Fast-forward to just a couple years later and Clark, having pulled stints at everywhere from Studio 7303 studios in Houston to L.A.’s own Encore, is spending what little time he has not working on various film and TV projects (including a soon-to-be-unveiled “reality show” focusing on up-and-coming producers) doing pre-production work for a wide-spanning roster of “tomorrow’s stars” from L.A.’s own Bacc.st to Austin songstress Cortn’i.
“I work from home doing the pre-production work on Pro Tools, only going to large studios to cut the vocals with the artist” Clark says matter-of-factly. “My Akai MPC4000 is where it all starts. Man, Roger Linn has saved my life,” he adds with a laugh. “I construct, from the ground up, with the MPC — starting with kick and snare — as that’s the most important component of any good hip-hop track. A good, fat drum sound will comprise most of the mix; it will become the key element. You have to fill up a lot of headroom, get a real full sound, but you want it to sit naturally, so it’s good to start off natural in your choice of tones.”
To do this, Clark uses a handful of session musicians, recording full kits that he will later categorize and trigger from his MPC4000. “It’s important to be consistent in where you get your sounds from. You gotta record a whole kit that works well together. A lot of guys out there . . . I hear their records and the tones just don’t match. That’s why I’m a real stickler for recording real sets, not just mixing and matching from sound banks.”

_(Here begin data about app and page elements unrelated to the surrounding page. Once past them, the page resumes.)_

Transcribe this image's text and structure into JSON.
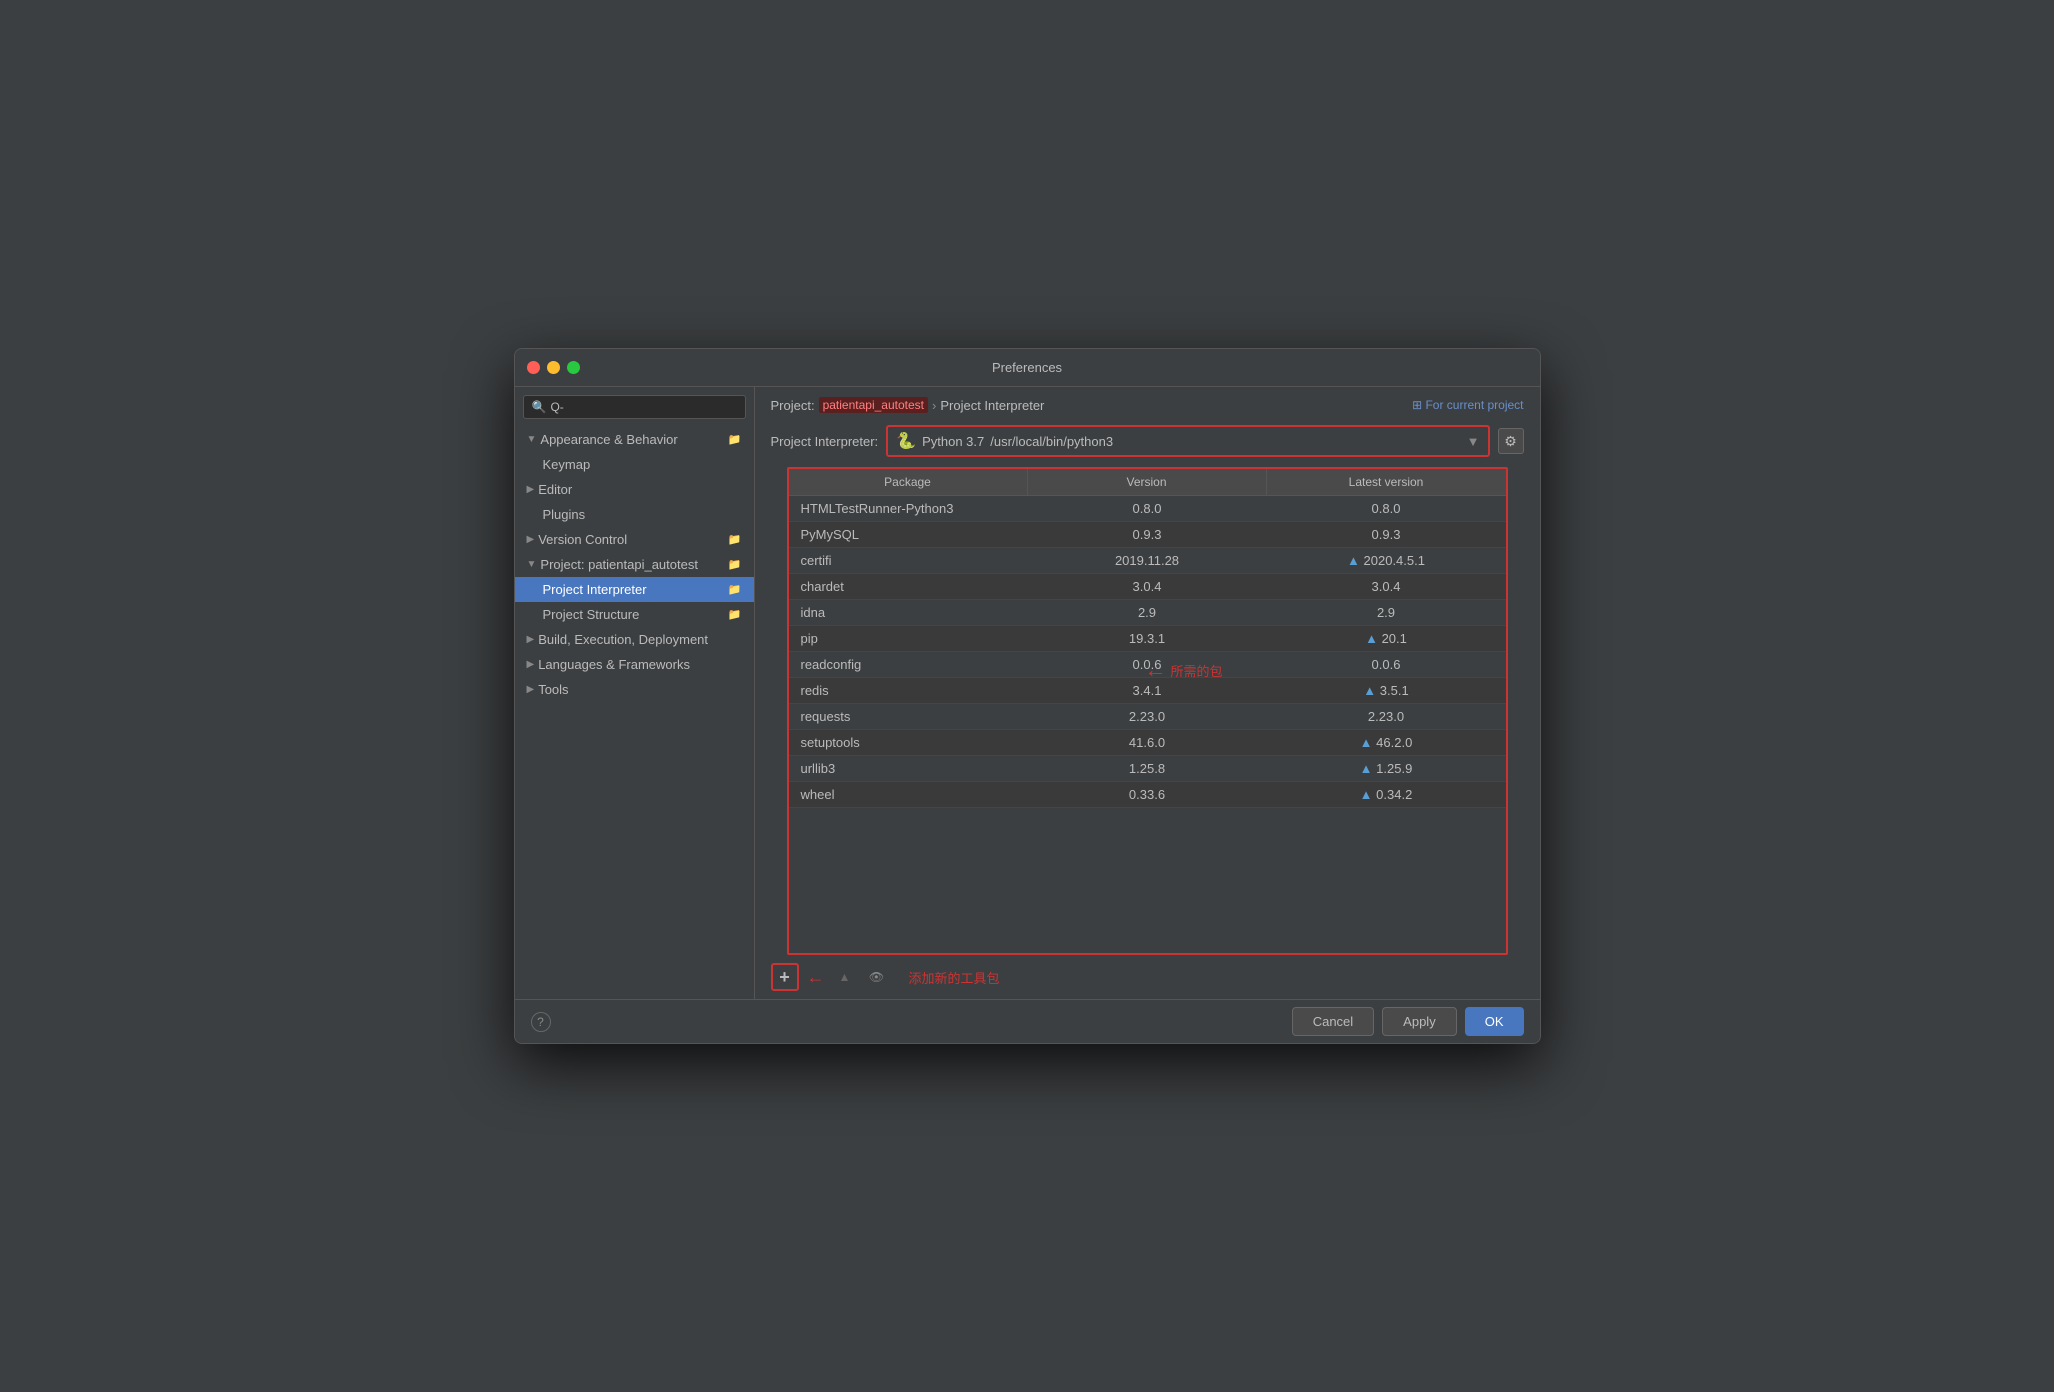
{
  "window": {
    "title": "Preferences"
  },
  "sidebar": {
    "search_placeholder": "Q-",
    "items": [
      {
        "id": "appearance-behavior",
        "label": "Appearance & Behavior",
        "level": 0,
        "expandable": true,
        "expanded": true
      },
      {
        "id": "keymap",
        "label": "Keymap",
        "level": 1
      },
      {
        "id": "editor",
        "label": "Editor",
        "level": 0,
        "expandable": true
      },
      {
        "id": "plugins",
        "label": "Plugins",
        "level": 1
      },
      {
        "id": "version-control",
        "label": "Version Control",
        "level": 0,
        "expandable": true
      },
      {
        "id": "project",
        "label": "Project: patientapi_autotest",
        "level": 0,
        "expandable": true,
        "expanded": true
      },
      {
        "id": "project-interpreter",
        "label": "Project Interpreter",
        "level": 1,
        "active": true
      },
      {
        "id": "project-structure",
        "label": "Project Structure",
        "level": 1
      },
      {
        "id": "build-execution",
        "label": "Build, Execution, Deployment",
        "level": 0,
        "expandable": true
      },
      {
        "id": "languages-frameworks",
        "label": "Languages & Frameworks",
        "level": 0,
        "expandable": true
      },
      {
        "id": "tools",
        "label": "Tools",
        "level": 0,
        "expandable": true
      }
    ]
  },
  "header": {
    "project_label": "Project:",
    "project_name": "patientapi_autotest",
    "arrow": "›",
    "page_title": "Project Interpreter",
    "for_current": "⊞ For current project"
  },
  "interpreter": {
    "label": "Project Interpreter:",
    "icon": "🐍",
    "version": "Python 3.7",
    "path": "/usr/local/bin/python3"
  },
  "table": {
    "columns": [
      "Package",
      "Version",
      "Latest version"
    ],
    "rows": [
      {
        "package": "HTMLTestRunner-Python3",
        "version": "0.8.0",
        "latest": "0.8.0",
        "upgrade": false
      },
      {
        "package": "PyMySQL",
        "version": "0.9.3",
        "latest": "0.9.3",
        "upgrade": false
      },
      {
        "package": "certifi",
        "version": "2019.11.28",
        "latest": "2020.4.5.1",
        "upgrade": true
      },
      {
        "package": "chardet",
        "version": "3.0.4",
        "latest": "3.0.4",
        "upgrade": false
      },
      {
        "package": "idna",
        "version": "2.9",
        "latest": "2.9",
        "upgrade": false
      },
      {
        "package": "pip",
        "version": "19.3.1",
        "latest": "20.1",
        "upgrade": true
      },
      {
        "package": "readconfig",
        "version": "0.0.6",
        "latest": "0.0.6",
        "upgrade": false
      },
      {
        "package": "redis",
        "version": "3.4.1",
        "latest": "3.5.1",
        "upgrade": true
      },
      {
        "package": "requests",
        "version": "2.23.0",
        "latest": "2.23.0",
        "upgrade": false
      },
      {
        "package": "setuptools",
        "version": "41.6.0",
        "latest": "46.2.0",
        "upgrade": true
      },
      {
        "package": "urllib3",
        "version": "1.25.8",
        "latest": "1.25.9",
        "upgrade": true
      },
      {
        "package": "wheel",
        "version": "0.33.6",
        "latest": "0.34.2",
        "upgrade": true
      }
    ]
  },
  "annotations": {
    "packages_needed": "所需的包",
    "add_new_package": "添加新的工具包"
  },
  "toolbar": {
    "add_label": "+",
    "up_label": "▲",
    "eye_label": "👁"
  },
  "footer": {
    "cancel_label": "Cancel",
    "apply_label": "Apply",
    "ok_label": "OK",
    "help_label": "?"
  }
}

But he also employs standby drum machine sounds to properly reference classic hip-hop sounds. “I’ve used every drum machine known to man, from the Roland TR-808 to the Oberheim DMX. And I keep those sounds, sampling them before selling the gear off,” Clark says almost deviously. “But I always mix the natural sounds I’ve captured from sessions with the banked sounds so I get my own unique sounds. Like a 909, which is perfect if you want a trancy-rave kick, sounds great mixed under a real kick, but a lot of guys don’t even go that far, and you can tell.”
OLD SCHOOL MEETS NEW
There’s a lot more to a Keith Clark production than just great drum sounds arranged into hooky beats — the string arrangements that litter the peripheral have become a trademark of the “Clark sound.” “I’m using the TASCAM GigaStudio for all my orchestral strings, triggering them with the Yamaha Motif ES.” Sound banked strings? From the man that meticulously culls his drum sounds from real kits, played by real players? “It’s all about balance, between the old school and the new; using a combination of live sounds and banked sounds. Bass? I’ll run a real bass through a DI and always to tape, because you just can’t replicate that classic warmth otherwise, and that’s the sound I’m always going for. But for pianos and strings, I’m happy with using digital means. They’ve gotten it right.”
And he’s obviously gotten his sounds down right — the sales of his Big Fish Audio Platinum Essentials Series, soon to number at three, are through the roof. “After I produce a track, I’ll take the sounds I used and put them in the Platinum Essentials, and then other people will use them for their own hit songs,” Clark says, naming no names. “There’s no lack of quality; what I put out is what I really use. It’s all in the name of serious production, I’m referring back to them daily on my projects — dumping them back into my MPC, ironically enough.” But he’s always on the search for new sounds, new tools, and most importantly, new talent. “I’m always keeping an eye to the future, especially when it comes to producing albums. You have to adapt to the times, be willing to approach projects in a different way because, if you continue to think what you thought, you’ll continue to get what you got.”